Sanders, a self-described democratic socialist, mounted an insurgent challenge to Hillary ClintonHillary Diane Rodham ClintonJordan calls Pelosi accusing Trump of bribery 'ridiculous' DOJ watchdog won't let witnesses submit written feedback on investigation into Russia probe: report What are Republicans going to do after Donald Trump leaves office? MORE for the Democratic presidential nomination in 2016. While he ultimately fell short in that contest, the progressive firebrand built a vast network of grass-roots supporters and notched wins in a handful of key states, including New Hampshire, Wisconsin and Michigan.

Since then, Sanders has proven to be an influential figure in Democratic politics. Some of the senator’s signature policy proposals, like "Medicare for all" and a $15 minimum wage, have gained traction among Democratic lawmakers. And the senator stumped for a number of Democratic candidates during the 2018 midterm elections.

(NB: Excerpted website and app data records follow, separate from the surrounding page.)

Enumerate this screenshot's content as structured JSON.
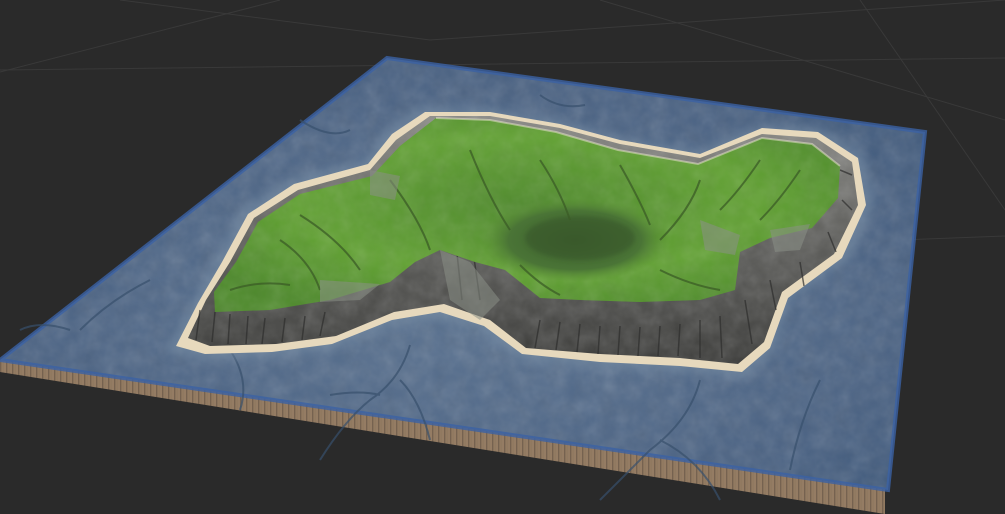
{
  "scene": {
    "kind": "3d-terrain-viewport",
    "subject": "island-heightmap",
    "colors": {
      "background": "#2a2a2a",
      "grid": "#3a3a3a",
      "water": "#4e6685",
      "water_deep": "#3f5673",
      "water_edge": "#3a5ea0",
      "sand": "#e9dcc2",
      "cliff": "#6a6a6a",
      "cliff_dark": "#3c3c3c",
      "grass": "#5f9a2f",
      "grass_dark": "#3f6f24",
      "crater": "#466f36",
      "base_side": "#b89a7a"
    }
  }
}
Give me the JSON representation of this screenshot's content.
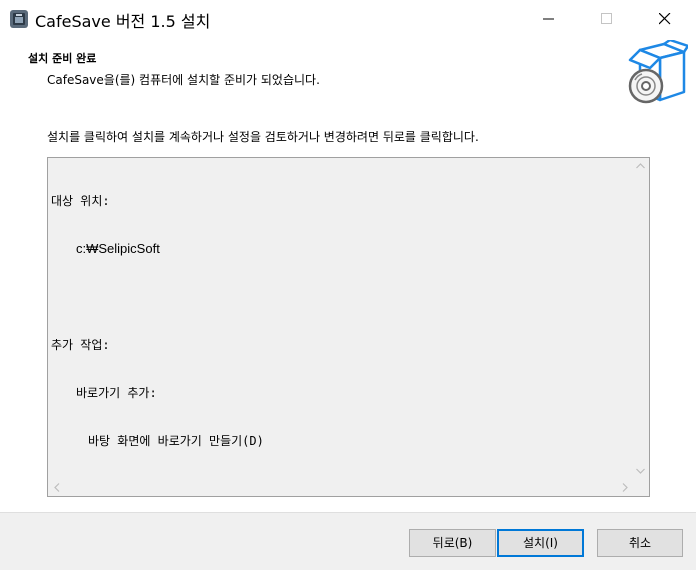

On Friday, Our Revolution, the grass-roots group founded by Sanders after his 2016 presidential bid, announced that it was launching the second phase of its effort to draft the Vermont Independent into the 2020 race.

In an email to supporters, David Duhalde, the group’s political director, said that that phase would include “launching direct outreach programs for phone banking, texting, and door knocking,” as well as “coordinating one-on-one trainings with group leaders and volunteers.”

Updated at 5:16 p.m.